Hankerson dropped a pass in the end zone after separating from the cornerback on a go route during one-on-one drills. “He has to have that concentration level,” Shanahan said. “He has to be mentally tough to make those plays in practice, which will carry over to games.”
Hankerson also didn’t beat cornerback Jerome Murphy’s jam on one rep during one-on-ones. Murphy got into his chest and rode him wide to disrupt the timing of Hankerson’s route back to the middle of the field.
On the plus side, Hankerson used his body to shield cornerback David Amerson and catch a high throw on a comeback route near the sideline. He completed the catch with Amerson draped on his back. Again, consistency.
During 7-on-7 drills, quarterback Robert Griffin III overthrew go routes to receivers Santana Moss and Chip Reeves. He also overthrew receiver Joshua Morgan to the post. Accuracy and timing apparently takes time to regain.
He later hammed it up for the crowd with an exaggerated slide and roll while running the ball. Even Mike Shanahan laughed.
During team drills, running back Alfred Morris picked up cornerback David Amerson’s blitz, squared up the block and stopped Amerson. Morris improved as a pass blocker as last season progressed. Although Roy Helu Jr. is getting many reps in third-down situations so far, pass protection helps make Morris a complete back.

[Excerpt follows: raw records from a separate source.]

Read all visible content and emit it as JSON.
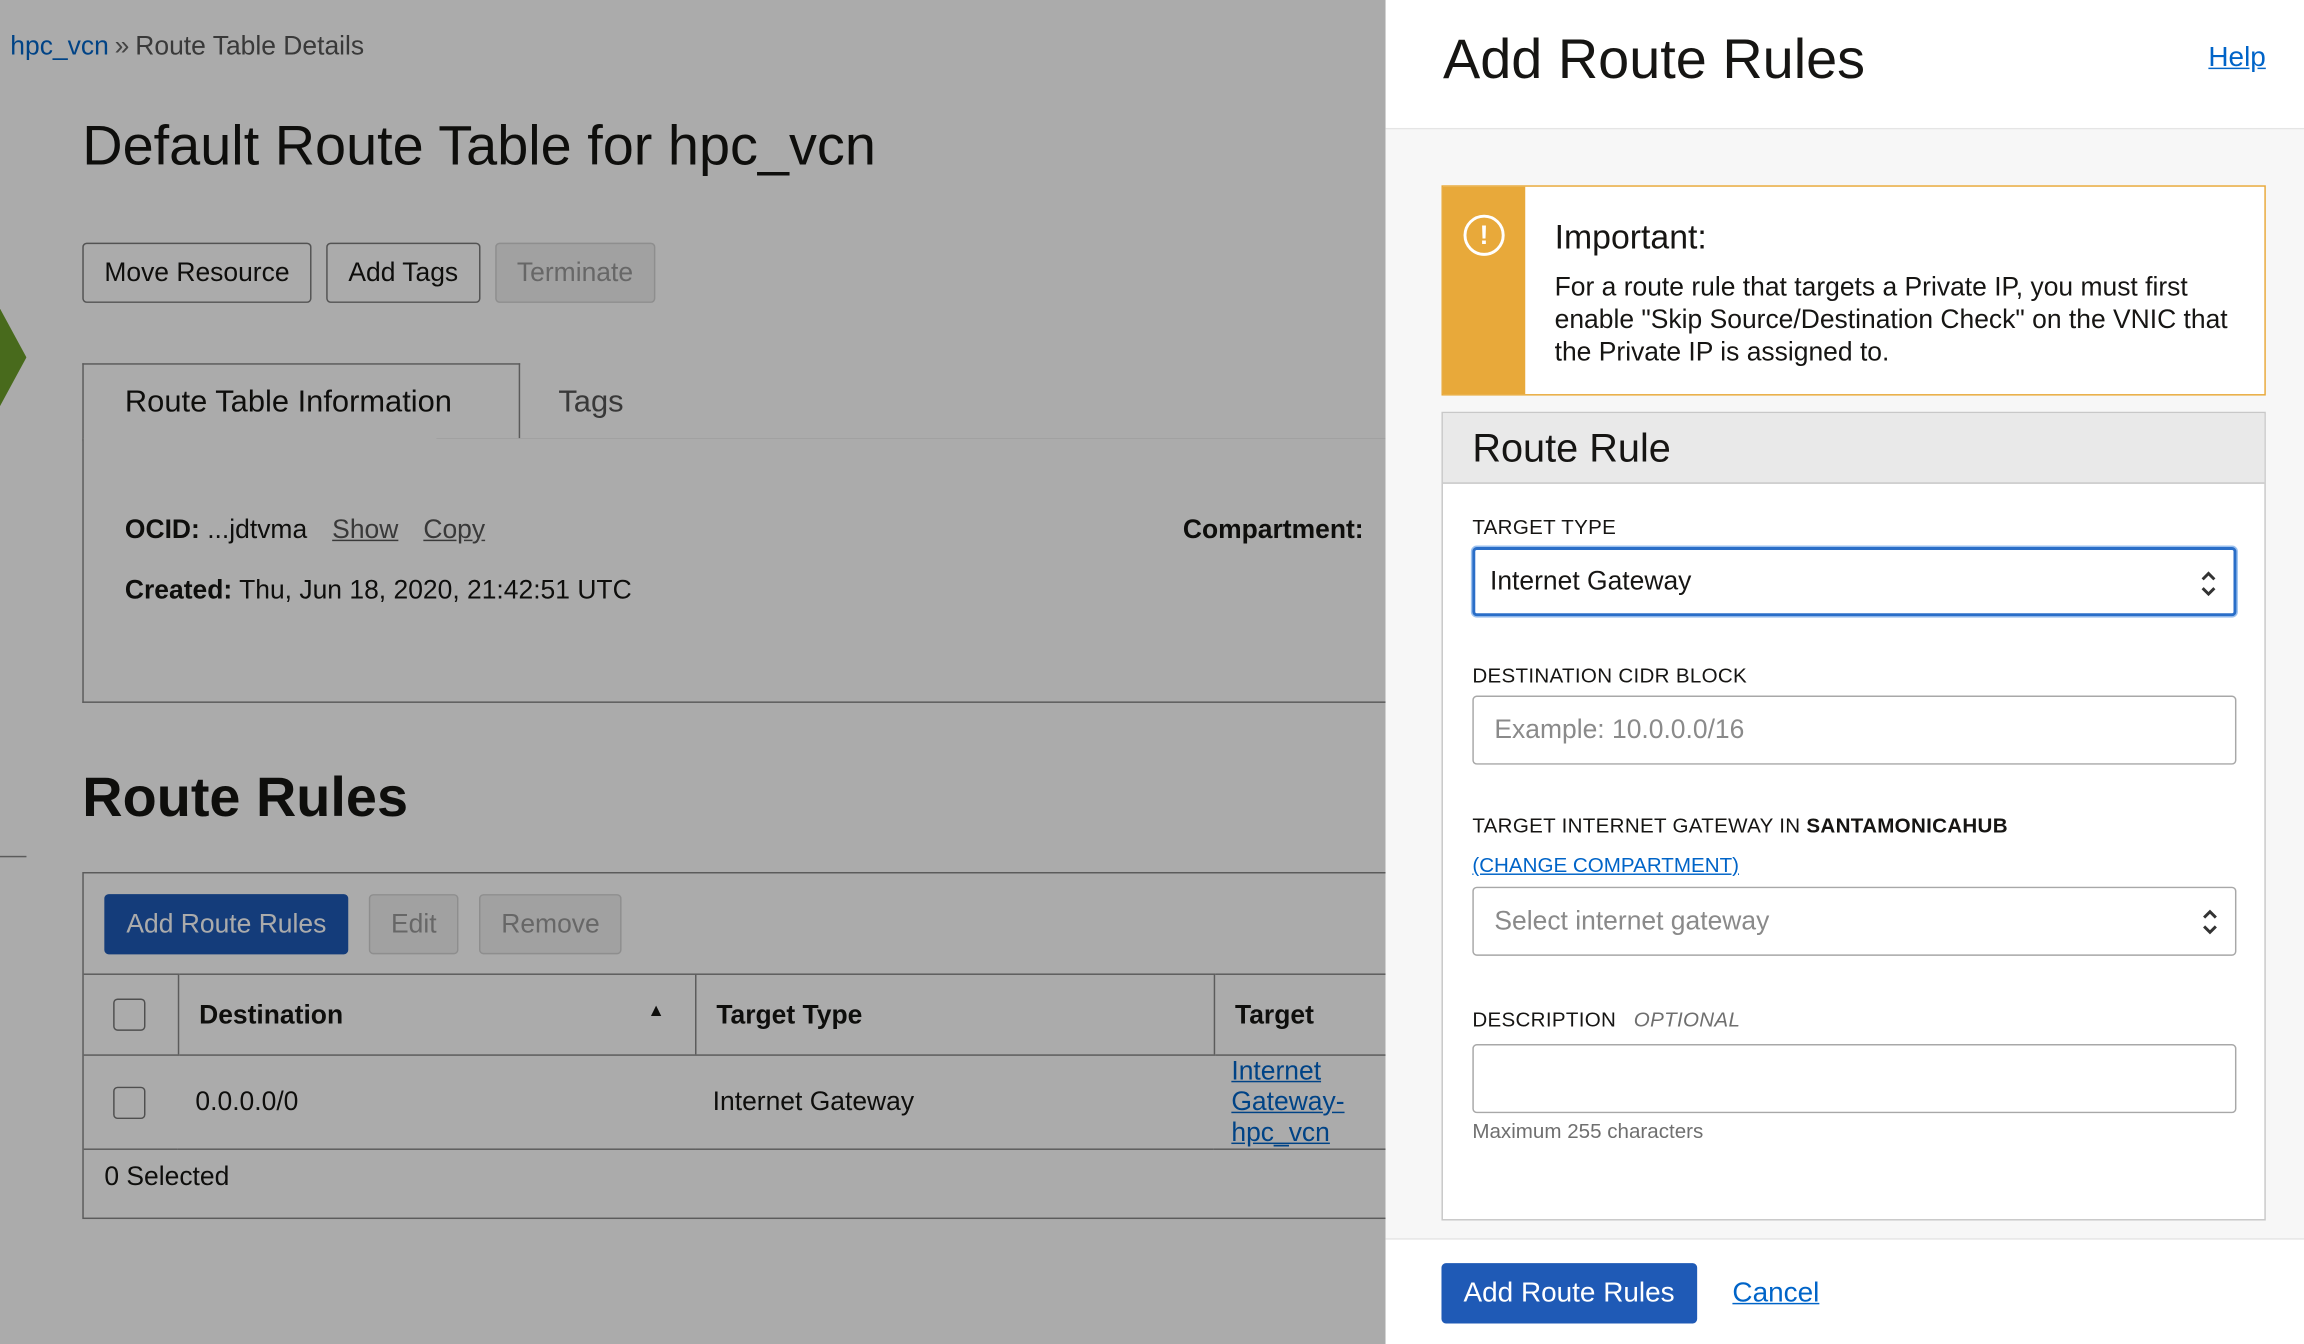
{
  "breadcrumb": {
    "link": "hpc_vcn",
    "separator": "»",
    "current": "Route Table Details"
  },
  "page": {
    "title": "Default Route Table for hpc_vcn",
    "buttons": {
      "move": "Move Resource",
      "tags": "Add Tags",
      "terminate": "Terminate"
    },
    "tabs": {
      "info": "Route Table Information",
      "tags": "Tags"
    },
    "info": {
      "ocid_label": "OCID:",
      "ocid_value": "...jdtvma",
      "show": "Show",
      "copy": "Copy",
      "created_label": "Created:",
      "created_value": "Thu, Jun 18, 2020, 21:42:51 UTC",
      "compartment_label": "Compartment:"
    },
    "route_rules": {
      "title": "Route Rules",
      "add": "Add Route Rules",
      "edit": "Edit",
      "remove": "Remove",
      "columns": {
        "destination": "Destination",
        "target_type": "Target Type",
        "target": "Target"
      },
      "rows": [
        {
          "destination": "0.0.0.0/0",
          "target_type": "Internet Gateway",
          "target": "Internet Gateway-hpc_vcn"
        }
      ],
      "selected": "0 Selected"
    }
  },
  "panel": {
    "title": "Add Route Rules",
    "help": "Help",
    "notice": {
      "title": "Important:",
      "text": "For a route rule that targets a Private IP, you must first enable \"Skip Source/Destination Check\" on the VNIC that the Private IP is assigned to.",
      "color": "#e8a93a"
    },
    "rule": {
      "title": "Route Rule",
      "target_type_label": "TARGET TYPE",
      "target_type_value": "Internet Gateway",
      "cidr_label": "DESTINATION CIDR BLOCK",
      "cidr_placeholder": "Example: 10.0.0.0/16",
      "gateway_label_prefix": "TARGET INTERNET GATEWAY IN",
      "gateway_label_compartment": "SANTAMONICAHUB",
      "change_compartment": "(CHANGE COMPARTMENT)",
      "gateway_placeholder": "Select internet gateway",
      "description_label": "DESCRIPTION",
      "description_optional": "OPTIONAL",
      "description_value": "",
      "description_helper": "Maximum 255 characters"
    },
    "footer": {
      "submit": "Add Route Rules",
      "cancel": "Cancel"
    }
  },
  "colors": {
    "primary": "#1f5ab6",
    "link": "#0064c8",
    "warning": "#e8a93a"
  }
}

Tight end Jordan Reed blocked smaller, undrafted inside linebackers on separate running plays during team drills. He got away once with leading with turning sideways and leading with his front shoulder, and he did the same thing another time when he chipped a defensive lineman. It’s clear he is a willing blocker. Coaches can work with that.
Rookie outside linebacker Brandon Jenkins is tough to block in one-on-one drills because he’s so quick. He beat right tackle Jeremy Trueblood with a two-handed swipe to the inside and later beat right tackle Tony Pashos with an inside spin move.
Space for those inside moves, however, won’t necessarily be available in game situations. Some of the offensive linemen like to point out how one-on-one pass protection drills are stacked against them, and that was a good example. Still, Jenkins was known for quick hands and feet rushing the passer at Florida St. That’s his strength, while coverage responsibilities will take time to master.
During one-on-one drills, left guard Josh LeRibeus recovered quickly after defensive end Phillip Merling chopped down on his arms. He stayed balanced and got his hands back up to finish the block. Earlier, LeRibeus got his hands into Merling’s chest and controlled him with a strong upper body. LeRibeus doesn’t look like a great athlete, but he shows flashes of why the Redskins drafted him in the third round last year.
Later during team drills, though, linebacker Ryan Kerrigan disengaged from LeRibeus’s hands and got around him with a rip move.
A little more love for the O-line: During team drills, the backups effectively switched off on a stunt against the first-string defense. Outside linebacker Brian Orakpo came inside, and LeRibeus and center Kevin Matthews pushed the defensive end out to left tackle Tom Compton and reset to block Orakpo. The stunt took too long to develop, but the offensive line read it and played it well.
First-string left guard Kory Lichtensteiger later switched off to block an inside blitz by the slot cornerback. The communication required to handle stunts is one way in which continuity will help the offense front.
Left outside linebacker Darryl Tapp blocked tight end Fred Davis back at least two yards to set the edge on an outside run. Tapp was lower than Davis and got his hands inside Davis’. Blocking and cutting are Davis’ two main focuses coming off his left Achilles’ tendon tear.
Kai Forbath made field goals from 54 and 58 yards in full-team special teams drills. His 54-yarder cleared the net at the top of the uprights, and the 58-yarder almost did. Forbath CRUSHED those kicks. The key: an easy, smooth leg swing, he said.
That’s it for Saturday. Players are off Sunday and back at it Monday. If you have any questions about players or anything else, feel free to email me at firstname.lastname@example.org or hit me on Twitter @Rich_Campbell.